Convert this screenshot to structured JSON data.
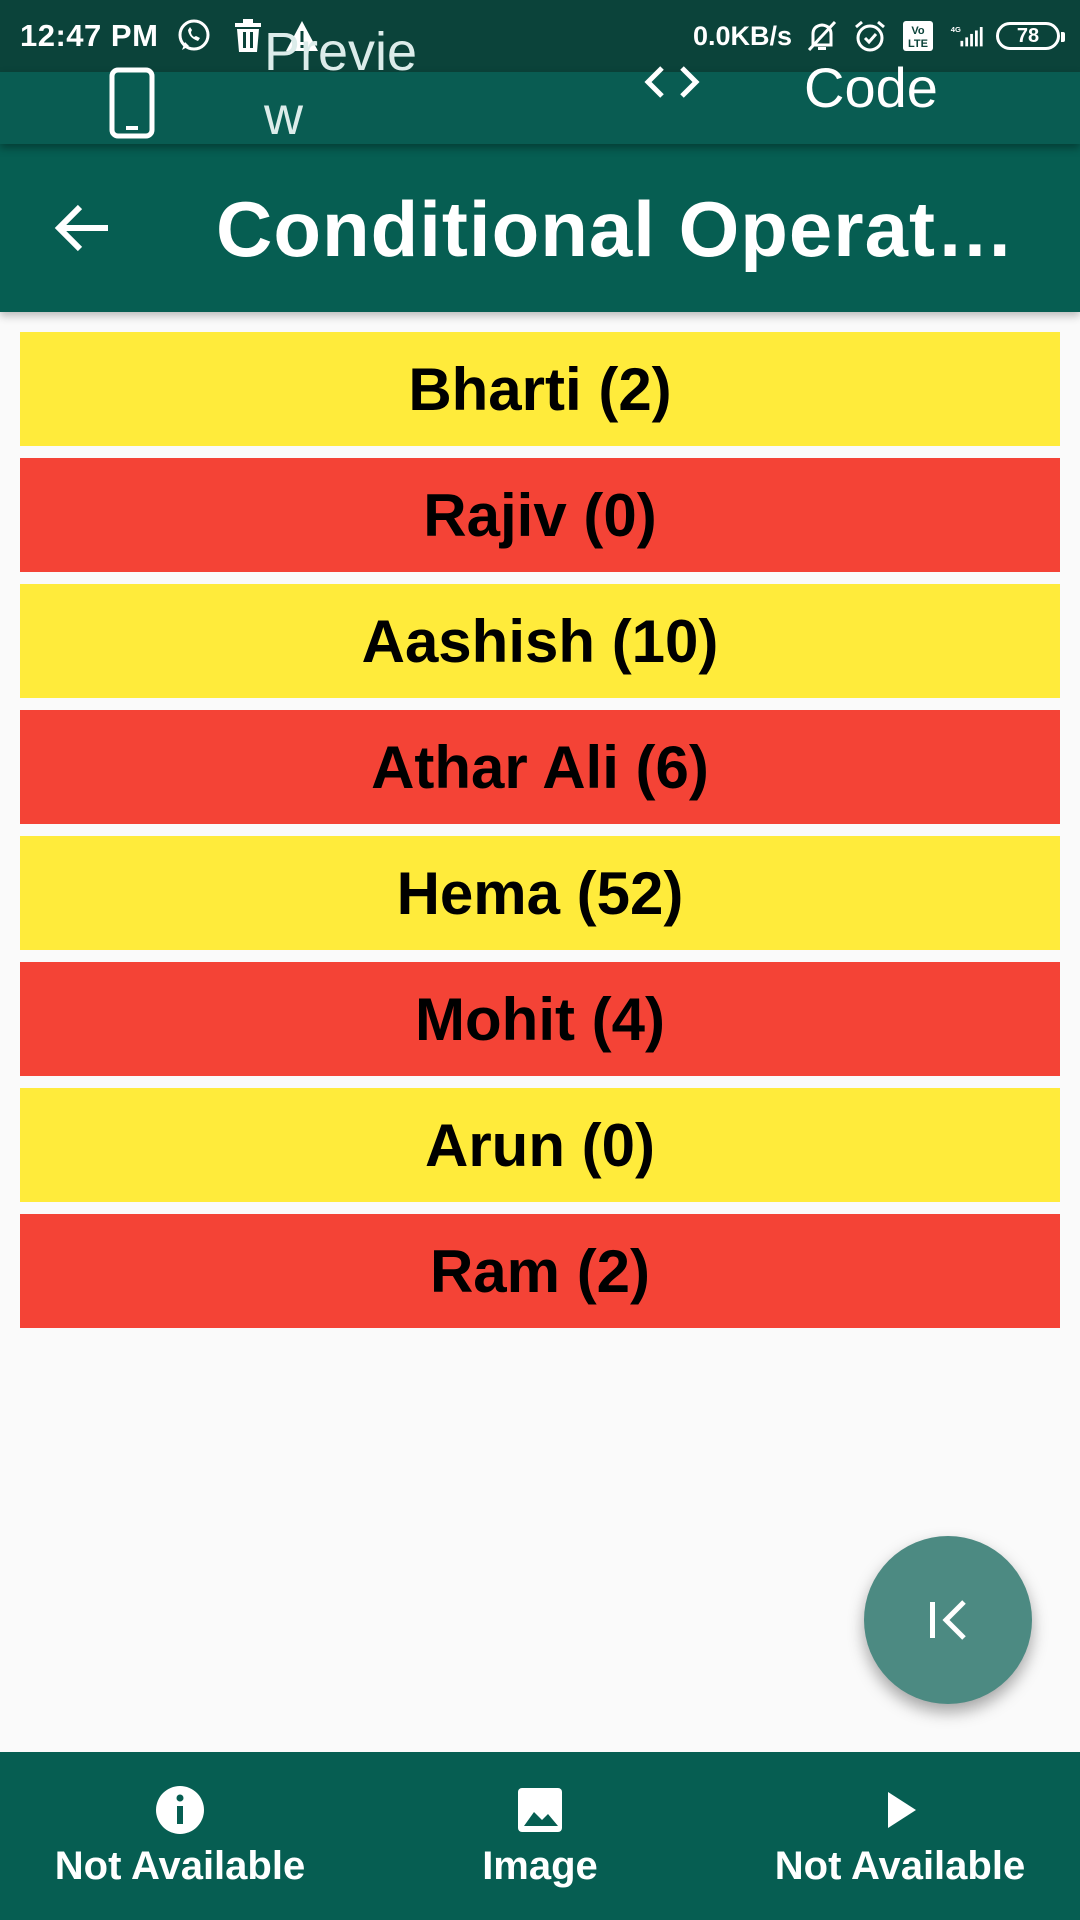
{
  "status_bar": {
    "time": "12:47 PM",
    "net_speed": "0.0KB/s",
    "battery_level": "78",
    "left_icons": [
      "whatsapp-icon",
      "trash-icon",
      "warning-icon"
    ],
    "right_icons": [
      "mute-bell-icon",
      "alarm-icon",
      "volte-icon",
      "signal-4g-icon"
    ]
  },
  "mode_bar": {
    "preview_label": "Preview",
    "code_label": "Code"
  },
  "app_bar": {
    "title": "Conditional Operato..."
  },
  "list": {
    "items": [
      {
        "label": "Bharti (2)",
        "color": "#ffeb3b"
      },
      {
        "label": "Rajiv (0)",
        "color": "#f44336"
      },
      {
        "label": "Aashish (10)",
        "color": "#ffeb3b"
      },
      {
        "label": "Athar Ali (6)",
        "color": "#f44336"
      },
      {
        "label": "Hema (52)",
        "color": "#ffeb3b"
      },
      {
        "label": "Mohit (4)",
        "color": "#f44336"
      },
      {
        "label": "Arun (0)",
        "color": "#ffeb3b"
      },
      {
        "label": "Ram (2)",
        "color": "#f44336"
      }
    ]
  },
  "fab": {
    "icon": "collapse-left-icon"
  },
  "bottom_nav": {
    "items": [
      {
        "label": "Not Available",
        "icon": "info-icon"
      },
      {
        "label": "Image",
        "icon": "image-icon"
      },
      {
        "label": "Not Available",
        "icon": "play-icon"
      }
    ]
  },
  "colors": {
    "status_bar": "#0b433a",
    "app_bar": "#065e52",
    "row_yellow": "#ffeb3b",
    "row_red": "#f44336",
    "fab": "#4c8a82"
  }
}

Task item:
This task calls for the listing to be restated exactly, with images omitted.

Response for this exercise:
Convert this screenshot to structured JSON data.
{
  "status_bar": {
    "time": "12:47 PM",
    "net_speed": "0.0KB/s",
    "battery_level": "78",
    "left_icons": [
      "whatsapp-icon",
      "trash-icon",
      "warning-icon"
    ],
    "right_icons": [
      "mute-bell-icon",
      "alarm-icon",
      "volte-icon",
      "signal-4g-icon"
    ]
  },
  "mode_bar": {
    "preview_label": "Preview",
    "code_label": "Code"
  },
  "app_bar": {
    "title": "Conditional Operato..."
  },
  "list": {
    "items": [
      {
        "label": "Bharti (2)",
        "color": "#ffeb3b"
      },
      {
        "label": "Rajiv (0)",
        "color": "#f44336"
      },
      {
        "label": "Aashish (10)",
        "color": "#ffeb3b"
      },
      {
        "label": "Athar Ali (6)",
        "color": "#f44336"
      },
      {
        "label": "Hema (52)",
        "color": "#ffeb3b"
      },
      {
        "label": "Mohit (4)",
        "color": "#f44336"
      },
      {
        "label": "Arun (0)",
        "color": "#ffeb3b"
      },
      {
        "label": "Ram (2)",
        "color": "#f44336"
      }
    ]
  },
  "fab": {
    "icon": "collapse-left-icon"
  },
  "bottom_nav": {
    "items": [
      {
        "label": "Not Available",
        "icon": "info-icon"
      },
      {
        "label": "Image",
        "icon": "image-icon"
      },
      {
        "label": "Not Available",
        "icon": "play-icon"
      }
    ]
  },
  "colors": {
    "status_bar": "#0b433a",
    "app_bar": "#065e52",
    "row_yellow": "#ffeb3b",
    "row_red": "#f44336",
    "fab": "#4c8a82"
  }
}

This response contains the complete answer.